• EXERCISE BRIEF
Collect all lines from the listing that include the string "icon".

• INPUT FOR THIS TASK

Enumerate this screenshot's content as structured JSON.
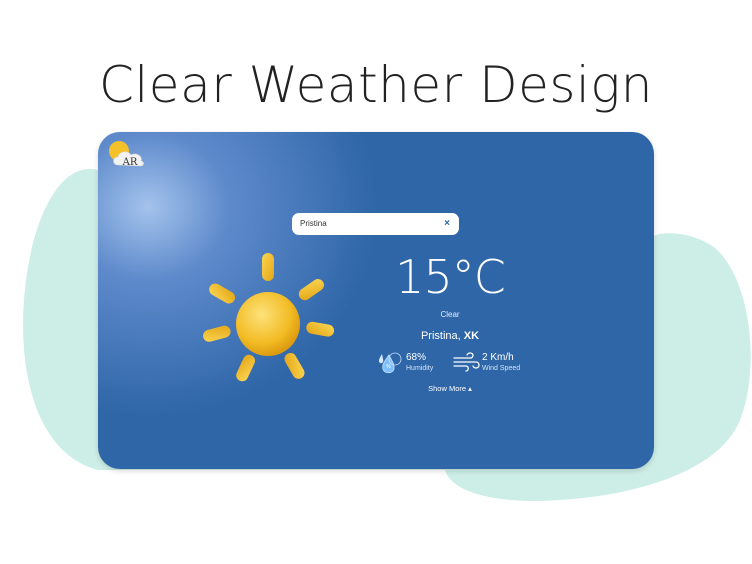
{
  "page": {
    "title": "Clear Weather Design"
  },
  "colors": {
    "card": "#2e66a8",
    "blob": "#cdeee6",
    "sun": "#f5c12a"
  },
  "logo": {
    "icon": "cloud-sun-logo-icon",
    "text": "AR"
  },
  "search": {
    "value": "Pristina",
    "clear_icon": "close-icon",
    "clear_label": "×"
  },
  "weather": {
    "temperature": "15°C",
    "condition": "Clear",
    "city": "Pristina,",
    "country": "XK",
    "humidity": {
      "value": "68%",
      "label": "Humidity",
      "icon": "humidity-drop-icon"
    },
    "wind": {
      "value": "2 Km/h",
      "label": "Wind Speed",
      "icon": "wind-icon"
    },
    "show_more": "Show More ▴",
    "icon": "sun-icon"
  }
}
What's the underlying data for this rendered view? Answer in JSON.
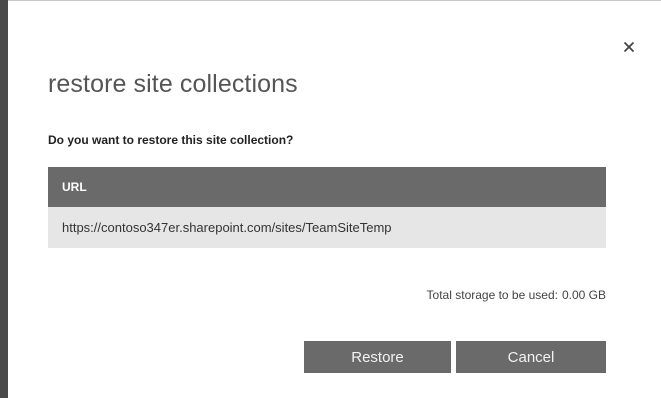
{
  "dialog": {
    "title": "restore site collections",
    "close_icon": "close-icon",
    "question": "Do you want to restore this site collection?",
    "table": {
      "header": "URL",
      "rows": [
        "https://contoso347er.sharepoint.com/sites/TeamSiteTemp"
      ]
    },
    "storage": {
      "label": "Total storage to be used:",
      "value": "0.00 GB"
    },
    "buttons": {
      "restore": "Restore",
      "cancel": "Cancel"
    }
  },
  "colors": {
    "header_bg": "#6a6a6a",
    "row_bg": "#e6e6e6",
    "button_bg": "#6a6a6a",
    "title_text": "#555555"
  }
}
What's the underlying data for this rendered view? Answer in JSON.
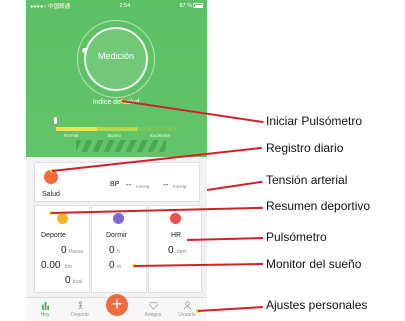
{
  "status_bar": {
    "carrier": "●●●●○ 中国联通",
    "time": "2:54",
    "battery": "87 %"
  },
  "header": {
    "measure_button": "Medición",
    "index_label": "índice de salud",
    "scale": [
      "Normal",
      "Bueno",
      "Excelente"
    ]
  },
  "salud_card": {
    "label": "Salud",
    "bp_label": "BP",
    "systolic": "--",
    "systolic_unit": "mmHg",
    "diastolic": "--",
    "diastolic_unit": "mmHg"
  },
  "sport_card": {
    "title": "Deporte",
    "steps": "0",
    "steps_unit": "Pasos",
    "distance": "0.00",
    "distance_unit": "km",
    "calories": "0",
    "calories_unit": "kcal"
  },
  "sleep_card": {
    "title": "Dormir",
    "hours": "0",
    "hours_unit": "h",
    "minutes": "0",
    "minutes_unit": "m"
  },
  "hr_card": {
    "title": "HR",
    "value": "0",
    "unit": "bpm"
  },
  "tabbar": {
    "tabs": [
      {
        "label": "Hoy"
      },
      {
        "label": "Deporte"
      },
      {
        "label": "Amigos"
      },
      {
        "label": "Usuario"
      }
    ],
    "plus": "+"
  },
  "annotations": [
    "Iniciar Pulsómetro",
    "Registro diario",
    "Tensión arterial",
    "Resumen deportivo",
    "Pulsómetro",
    "Monitor del sueño",
    "Ajustes personales"
  ],
  "colors": {
    "header_green": "#5dc065",
    "accent_orange": "#f26a3f",
    "annotation_red": "#d42027",
    "dot_yellow": "#f5d327"
  }
}
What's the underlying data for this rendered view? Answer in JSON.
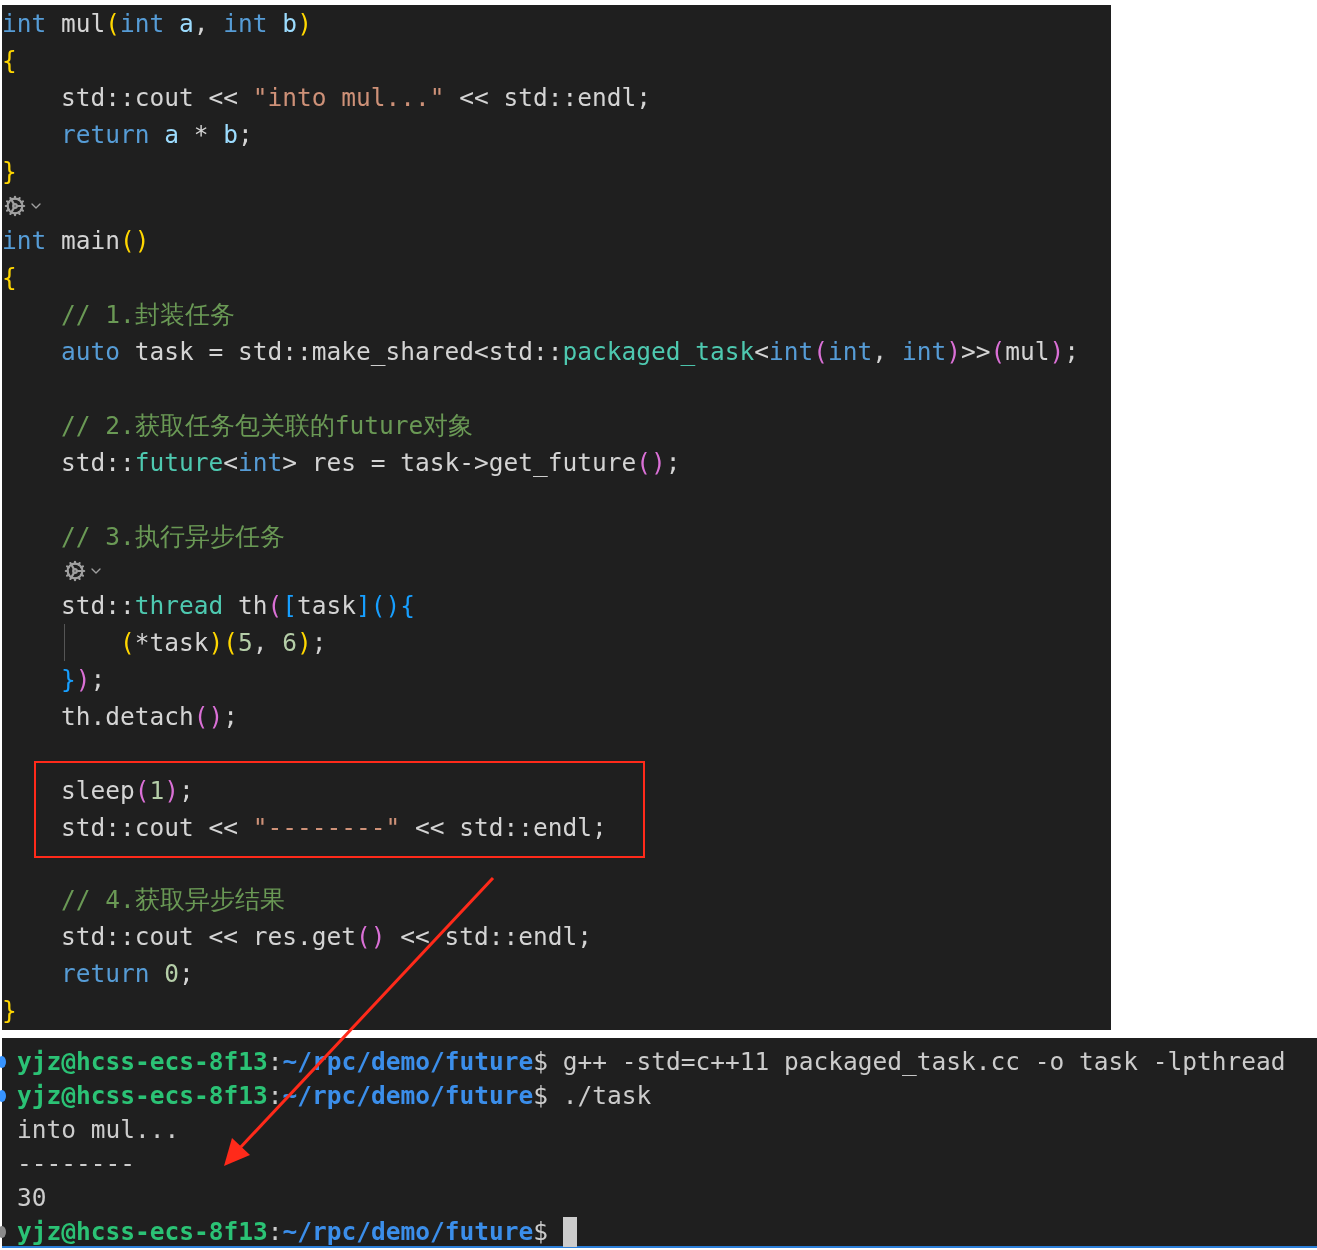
{
  "editor": {
    "lines": [
      {
        "kind": "code",
        "tokens": [
          {
            "kind": "kw",
            "text": "int"
          },
          {
            "kind": "plain",
            "text": " mul"
          },
          {
            "kind": "b1",
            "text": "("
          },
          {
            "kind": "kw",
            "text": "int"
          },
          {
            "kind": "param",
            "text": " a"
          },
          {
            "kind": "plain",
            "text": ", "
          },
          {
            "kind": "kw",
            "text": "int"
          },
          {
            "kind": "param",
            "text": " b"
          },
          {
            "kind": "b1",
            "text": ")"
          }
        ]
      },
      {
        "kind": "code",
        "tokens": [
          {
            "kind": "b1",
            "text": "{"
          }
        ]
      },
      {
        "kind": "code",
        "tokens": [
          {
            "kind": "plain",
            "text": "    std::cout << "
          },
          {
            "kind": "str",
            "text": "\"into mul...\""
          },
          {
            "kind": "plain",
            "text": " << std::endl;"
          }
        ]
      },
      {
        "kind": "code",
        "tokens": [
          {
            "kind": "kw",
            "text": "    return"
          },
          {
            "kind": "param",
            "text": " a"
          },
          {
            "kind": "plain",
            "text": " * "
          },
          {
            "kind": "param",
            "text": "b"
          },
          {
            "kind": "plain",
            "text": ";"
          }
        ]
      },
      {
        "kind": "code",
        "tokens": [
          {
            "kind": "b1",
            "text": "}"
          }
        ]
      },
      {
        "kind": "codelens"
      },
      {
        "kind": "code",
        "tokens": [
          {
            "kind": "kw",
            "text": "int"
          },
          {
            "kind": "plain",
            "text": " main"
          },
          {
            "kind": "b1",
            "text": "()"
          }
        ]
      },
      {
        "kind": "code",
        "tokens": [
          {
            "kind": "b1",
            "text": "{"
          }
        ]
      },
      {
        "kind": "code",
        "tokens": [
          {
            "kind": "comment",
            "text": "    // 1.封装任务"
          }
        ]
      },
      {
        "kind": "code",
        "tokens": [
          {
            "kind": "kw",
            "text": "    auto"
          },
          {
            "kind": "plain",
            "text": " task = std::make_shared<std::"
          },
          {
            "kind": "type",
            "text": "packaged_task"
          },
          {
            "kind": "plain",
            "text": "<"
          },
          {
            "kind": "kw",
            "text": "int"
          },
          {
            "kind": "b2",
            "text": "("
          },
          {
            "kind": "kw",
            "text": "int"
          },
          {
            "kind": "plain",
            "text": ", "
          },
          {
            "kind": "kw",
            "text": "int"
          },
          {
            "kind": "b2",
            "text": ")"
          },
          {
            "kind": "plain",
            "text": ">>"
          },
          {
            "kind": "b2",
            "text": "("
          },
          {
            "kind": "plain",
            "text": "mul"
          },
          {
            "kind": "b2",
            "text": ")"
          },
          {
            "kind": "plain",
            "text": ";"
          }
        ]
      },
      {
        "kind": "blank"
      },
      {
        "kind": "code",
        "tokens": [
          {
            "kind": "comment",
            "text": "    // 2.获取任务包关联的future对象"
          }
        ]
      },
      {
        "kind": "code",
        "tokens": [
          {
            "kind": "plain",
            "text": "    std::"
          },
          {
            "kind": "type",
            "text": "future"
          },
          {
            "kind": "plain",
            "text": "<"
          },
          {
            "kind": "kw",
            "text": "int"
          },
          {
            "kind": "plain",
            "text": "> res = task->get_future"
          },
          {
            "kind": "b2",
            "text": "()"
          },
          {
            "kind": "plain",
            "text": ";"
          }
        ]
      },
      {
        "kind": "blank"
      },
      {
        "kind": "code",
        "tokens": [
          {
            "kind": "comment",
            "text": "    // 3.执行异步任务"
          }
        ]
      },
      {
        "kind": "codelens"
      },
      {
        "kind": "code",
        "tokens": [
          {
            "kind": "plain",
            "text": "    std::"
          },
          {
            "kind": "type",
            "text": "thread"
          },
          {
            "kind": "plain",
            "text": " th"
          },
          {
            "kind": "b2",
            "text": "("
          },
          {
            "kind": "b3",
            "text": "["
          },
          {
            "kind": "plain",
            "text": "task"
          },
          {
            "kind": "b3",
            "text": "]"
          },
          {
            "kind": "b3",
            "text": "(){"
          }
        ]
      },
      {
        "kind": "code",
        "guide": true,
        "tokens": [
          {
            "kind": "b1",
            "text": "        ("
          },
          {
            "kind": "plain",
            "text": "*task"
          },
          {
            "kind": "b1",
            "text": ")("
          },
          {
            "kind": "num",
            "text": "5"
          },
          {
            "kind": "plain",
            "text": ", "
          },
          {
            "kind": "num",
            "text": "6"
          },
          {
            "kind": "b1",
            "text": ")"
          },
          {
            "kind": "plain",
            "text": ";"
          }
        ]
      },
      {
        "kind": "code",
        "tokens": [
          {
            "kind": "b3",
            "text": "    }"
          },
          {
            "kind": "b2",
            "text": ")"
          },
          {
            "kind": "plain",
            "text": ";"
          }
        ]
      },
      {
        "kind": "code",
        "tokens": [
          {
            "kind": "plain",
            "text": "    th.detach"
          },
          {
            "kind": "b2",
            "text": "()"
          },
          {
            "kind": "plain",
            "text": ";"
          }
        ]
      },
      {
        "kind": "blank"
      },
      {
        "kind": "boxed_group",
        "lines": [
          {
            "kind": "code",
            "tokens": [
              {
                "kind": "plain",
                "text": "    sleep"
              },
              {
                "kind": "b2",
                "text": "("
              },
              {
                "kind": "num",
                "text": "1"
              },
              {
                "kind": "b2",
                "text": ")"
              },
              {
                "kind": "plain",
                "text": ";"
              }
            ]
          },
          {
            "kind": "code",
            "tokens": [
              {
                "kind": "plain",
                "text": "    std::cout << "
              },
              {
                "kind": "str",
                "text": "\"--------\""
              },
              {
                "kind": "plain",
                "text": " << std::endl;"
              }
            ]
          }
        ]
      },
      {
        "kind": "blank"
      },
      {
        "kind": "code",
        "tokens": [
          {
            "kind": "comment",
            "text": "    // 4.获取异步结果"
          }
        ]
      },
      {
        "kind": "code",
        "tokens": [
          {
            "kind": "plain",
            "text": "    std::cout << res.get"
          },
          {
            "kind": "b2",
            "text": "()"
          },
          {
            "kind": "plain",
            "text": " << std::endl;"
          }
        ]
      },
      {
        "kind": "code",
        "tokens": [
          {
            "kind": "kw",
            "text": "    return"
          },
          {
            "kind": "num",
            "text": " 0"
          },
          {
            "kind": "plain",
            "text": ";"
          }
        ]
      },
      {
        "kind": "code",
        "tokens": [
          {
            "kind": "b1",
            "text": "}"
          }
        ]
      }
    ]
  },
  "terminal": {
    "lines": [
      {
        "kind": "prompt",
        "user": "yjz@hcss-ecs-8f13",
        "separator": ":",
        "path": "~/rpc/demo/future",
        "symbol": "$",
        "command": "g++ -std=c++11 packaged_task.cc -o task -lpthread",
        "color": "#3794ff",
        "cursor": false
      },
      {
        "kind": "prompt",
        "user": "yjz@hcss-ecs-8f13",
        "separator": ":",
        "path": "~/rpc/demo/future",
        "symbol": "$",
        "command": "./task",
        "color": "#3794ff",
        "cursor": false
      },
      {
        "kind": "output",
        "text": "into mul..."
      },
      {
        "kind": "output",
        "text": "--------"
      },
      {
        "kind": "output",
        "text": "30"
      },
      {
        "kind": "prompt",
        "user": "yjz@hcss-ecs-8f13",
        "separator": ":",
        "path": "~/rpc/demo/future",
        "symbol": "$",
        "color": "#8a8a8a",
        "cursor": true
      }
    ]
  }
}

• PROBLEM SOLUTION
    "icon": "cloud-sun-logo-icon",
    "clear_icon": "close-icon",
      "icon": "humidity-drop-icon"
      "icon": "wind-icon"
    "icon": "sun-icon"
    "close_icon": "close-icon",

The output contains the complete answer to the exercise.